SOURCE DATA:
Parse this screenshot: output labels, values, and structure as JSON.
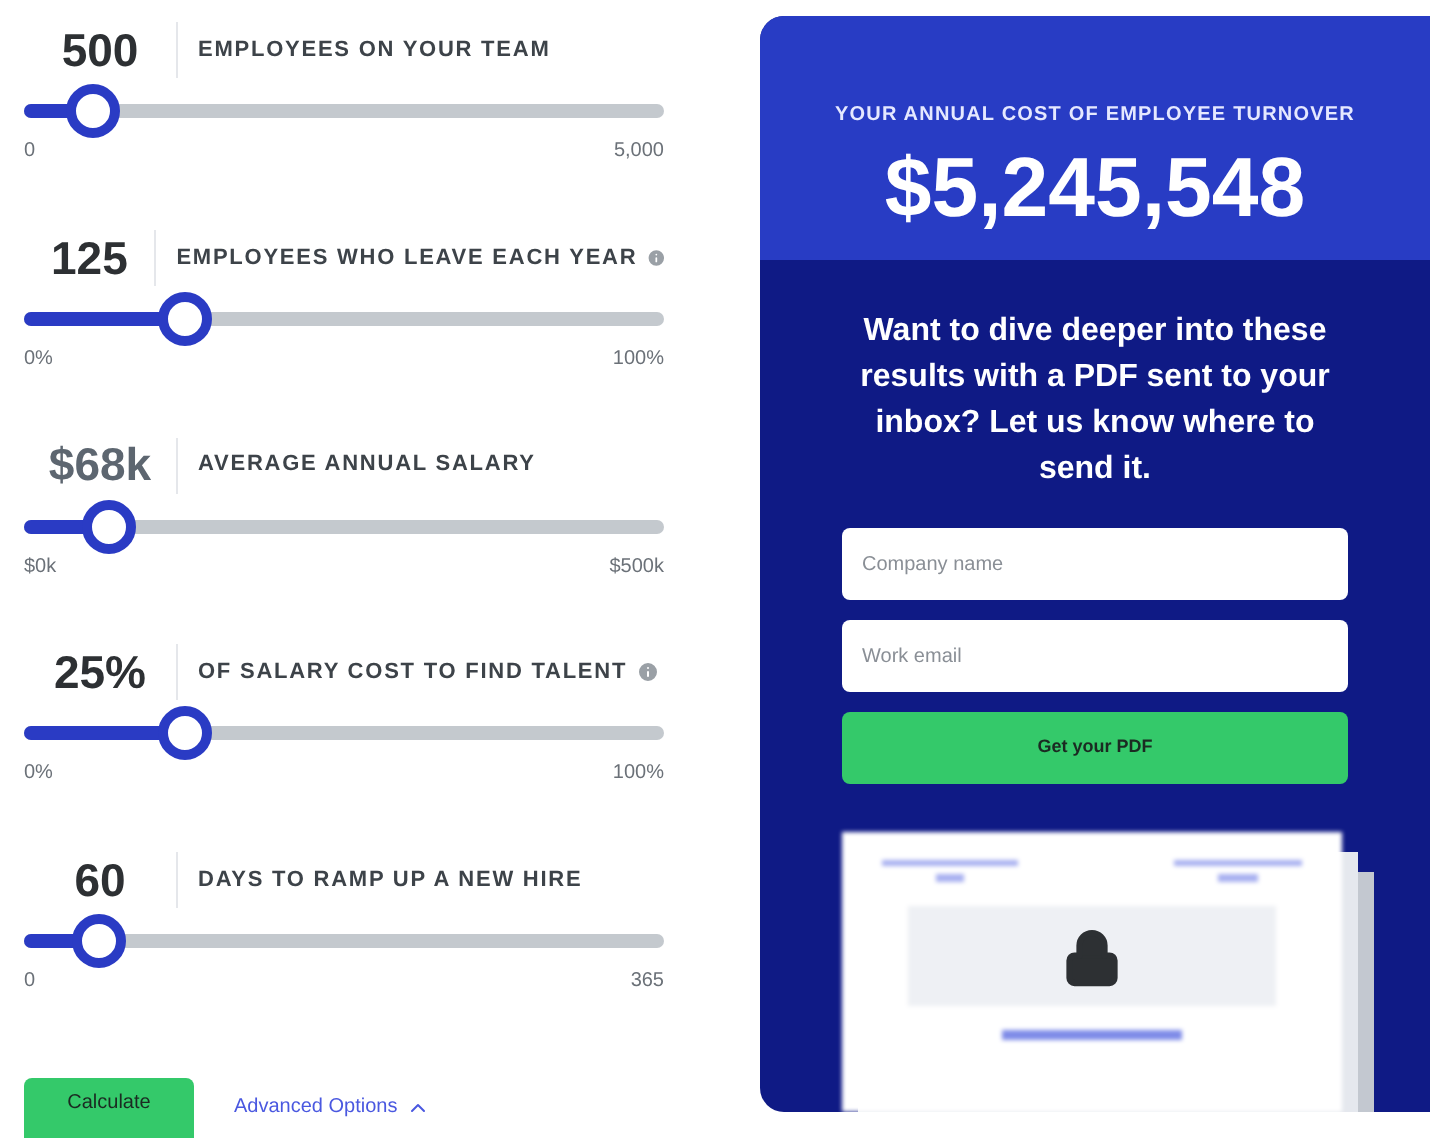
{
  "sliders": [
    {
      "value": "500",
      "label": "EMPLOYEES ON YOUR TEAM",
      "info": false,
      "value_muted": false,
      "level": 0.105,
      "min": "0",
      "max": "5,000"
    },
    {
      "value": "125",
      "label": "EMPLOYEES WHO LEAVE EACH YEAR",
      "info": true,
      "value_muted": false,
      "level": 0.25,
      "min": "0%",
      "max": "100%"
    },
    {
      "value": "$68k",
      "label": "AVERAGE ANNUAL SALARY",
      "info": false,
      "value_muted": true,
      "level": 0.13,
      "min": "$0k",
      "max": "$500k"
    },
    {
      "value": "25%",
      "label": "OF SALARY COST TO FIND TALENT",
      "info": true,
      "value_muted": false,
      "level": 0.25,
      "min": "0%",
      "max": "100%"
    },
    {
      "value": "60",
      "label": "DAYS TO RAMP UP A NEW HIRE",
      "info": false,
      "value_muted": false,
      "level": 0.115,
      "min": "0",
      "max": "365"
    }
  ],
  "calculate_button": "Calculate",
  "advanced_options": {
    "label": "Advanced Options",
    "expanded": true
  },
  "result": {
    "caption": "YOUR ANNUAL COST OF EMPLOYEE TURNOVER",
    "amount": "$5,245,548"
  },
  "report_form": {
    "heading": "Want to dive deeper into these results with a PDF sent to your inbox? Let us know where to send it.",
    "fields": [
      {
        "placeholder": "Company name"
      },
      {
        "placeholder": "Work email"
      }
    ],
    "button": "Get your PDF",
    "preview": {
      "locked": true
    }
  }
}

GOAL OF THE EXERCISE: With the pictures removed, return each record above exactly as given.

SOLVED EXERCISE:
Parse this screenshot: output labels, values, and structure as JSON.
{
  "sliders": [
    {
      "value": "500",
      "label": "EMPLOYEES ON YOUR TEAM",
      "info": false,
      "value_muted": false,
      "level": 0.105,
      "min": "0",
      "max": "5,000"
    },
    {
      "value": "125",
      "label": "EMPLOYEES WHO LEAVE EACH YEAR",
      "info": true,
      "value_muted": false,
      "level": 0.25,
      "min": "0%",
      "max": "100%"
    },
    {
      "value": "$68k",
      "label": "AVERAGE ANNUAL SALARY",
      "info": false,
      "value_muted": true,
      "level": 0.13,
      "min": "$0k",
      "max": "$500k"
    },
    {
      "value": "25%",
      "label": "OF SALARY COST TO FIND TALENT",
      "info": true,
      "value_muted": false,
      "level": 0.25,
      "min": "0%",
      "max": "100%"
    },
    {
      "value": "60",
      "label": "DAYS TO RAMP UP A NEW HIRE",
      "info": false,
      "value_muted": false,
      "level": 0.115,
      "min": "0",
      "max": "365"
    }
  ],
  "calculate_button": "Calculate",
  "advanced_options": {
    "label": "Advanced Options",
    "expanded": true
  },
  "result": {
    "caption": "YOUR ANNUAL COST OF EMPLOYEE TURNOVER",
    "amount": "$5,245,548"
  },
  "report_form": {
    "heading": "Want to dive deeper into these results with a PDF sent to your inbox? Let us know where to send it.",
    "fields": [
      {
        "placeholder": "Company name"
      },
      {
        "placeholder": "Work email"
      }
    ],
    "button": "Get your PDF",
    "preview": {
      "locked": true
    }
  }
}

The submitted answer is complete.